The long lines of Milan’s ‘new COVID poor’

MILAN (AFP) – Eyes on the ground, they queue in silence for a food parcel outside Milan’s Pane Quotidiano charity. Since coronavirus swept across Italy a year ago, the line has grown and grown.

“I’m ashamed to be here. But otherwise I would have nothing to eat,” said Giovanni Altieri, 60, who has been coming every day since the restaurant where he worked was shut under virus regulations.

He misses work – the sense of purpose and camaraderie.

“I like the contact with people, I had a good salary, but I’m at rock bottom here. I have no income and live off my savings,” he told AFP.

Every day, 3,500 people turn up at the two distribution points run in Milan by the charity, which hands out surplus food it receives from a range of organisations, as well as through individual donations.

People in need wait prior to take a bag with free food at the Italian Secular, non-partisan and non-profit association called ‘Pane Quotidiano’ (Daily bread) in Milan. PHOTO: AFP
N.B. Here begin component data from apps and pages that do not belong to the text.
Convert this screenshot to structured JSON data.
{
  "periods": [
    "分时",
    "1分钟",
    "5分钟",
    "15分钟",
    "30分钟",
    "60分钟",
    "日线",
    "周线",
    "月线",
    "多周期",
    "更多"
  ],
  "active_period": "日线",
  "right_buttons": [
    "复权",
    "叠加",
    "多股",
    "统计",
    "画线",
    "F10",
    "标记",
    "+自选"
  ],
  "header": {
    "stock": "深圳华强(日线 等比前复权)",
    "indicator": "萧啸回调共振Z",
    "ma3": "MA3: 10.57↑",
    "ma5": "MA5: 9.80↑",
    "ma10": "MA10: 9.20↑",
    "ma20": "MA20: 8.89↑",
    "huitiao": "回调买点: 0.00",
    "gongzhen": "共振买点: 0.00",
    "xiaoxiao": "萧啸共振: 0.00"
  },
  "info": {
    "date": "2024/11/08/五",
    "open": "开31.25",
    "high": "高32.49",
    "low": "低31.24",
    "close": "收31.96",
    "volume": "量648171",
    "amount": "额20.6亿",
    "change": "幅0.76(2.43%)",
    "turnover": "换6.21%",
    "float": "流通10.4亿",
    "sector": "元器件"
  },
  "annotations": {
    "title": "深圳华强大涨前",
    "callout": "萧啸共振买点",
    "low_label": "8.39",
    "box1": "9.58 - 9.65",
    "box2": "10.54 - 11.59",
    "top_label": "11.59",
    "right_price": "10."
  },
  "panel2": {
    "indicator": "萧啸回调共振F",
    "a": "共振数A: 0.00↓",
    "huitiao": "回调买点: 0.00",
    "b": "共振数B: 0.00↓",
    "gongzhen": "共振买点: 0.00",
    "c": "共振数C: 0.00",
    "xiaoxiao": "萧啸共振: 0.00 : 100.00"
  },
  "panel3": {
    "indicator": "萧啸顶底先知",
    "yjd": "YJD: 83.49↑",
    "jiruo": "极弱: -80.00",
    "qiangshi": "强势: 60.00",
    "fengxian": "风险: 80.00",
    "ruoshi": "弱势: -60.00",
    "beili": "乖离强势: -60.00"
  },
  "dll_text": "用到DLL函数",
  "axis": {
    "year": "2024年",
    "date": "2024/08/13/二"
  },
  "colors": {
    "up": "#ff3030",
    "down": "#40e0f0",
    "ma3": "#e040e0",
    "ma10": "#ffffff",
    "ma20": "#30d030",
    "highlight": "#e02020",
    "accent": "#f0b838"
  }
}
Milan is the centre of Italy’s industrial north and one of the richest cities in Europe.

But as the pandemic has battered the country, poverty rates have soared, even here.

Some of those standing in line hide their faces with a scarf or even a plastic bag, fearful of being recognised.

Many leave with several packages – one for each member of their family. Inside, there is milk, yoghurt, cheese, biscuits, sugar, tuna, a kiwi, a tiramisu and some bread.

Such sights were rare on the streets of Milan, but across the wealthy north of Italy, more than 720,000 people have fallen below the poverty line in the last year.

Throughout Italy, the number of people in poverty jumped by one million in 2020 to 5.6 million, a 15-year high, according to national statistics agency Istat.

The percentage of poor is higher in the south, which has always struggled more, but at 11.1 per cent, compared to 9.4 per cent in the north, the gap is narrowing.

“The queues have increased with COVID, there are more young people and more undeclared workers who have no right to social benefits,” said Claudio Falavigna, a 68-year-old volunteer at Pane Quotidiano, which has been running for 123 years.

“And there are also members of the middle classes, from the world of entertainment and events,” he said.

He recognised them “as they still dress well, they are elegant – it’s a question of dignity”.

Pre-pandemic, the region of Lombardy, which includes Milan, accounted for 22 per cent of Italy’s GDP. In 2019, the region had a per capita income of EUR39,700 (USD47,000) a year – well above the European average.

But it was also the epicentre of the coronavirus outbreak last year that knocked Italy off its feet, and has so far left more than 100,000 people dead.

So what happened?

“The shock of the pandemic reduced to zero the revenues of many categories of workers, notably the self-employed, who number many in the towns of the north,” Professor of Sociology at the Bicocca University in Milan David Benassi told AFP.

And although a new citizenship income for the lowest paid came into effect in 2019 and is widespread in the south of Italy, many in the north often fall through the cracks of state support.

“Many families who fell into poverty in 2020 don’t fulfil the income and asset requirements,” said Benassi.

The worst hit are women and young people, who often have precarious jobs, noted Professor of Social Innovation at Milan Polytechnic Mario Calderini.

“Women have paid a heavy price in this crisis, as have families with underage children,” he said.

Amina Amale, 52, was a cleaning lady before coronavirus but now stands in line for the food packages.

“With coronavirus, everything is closed, there’s no work,” she said.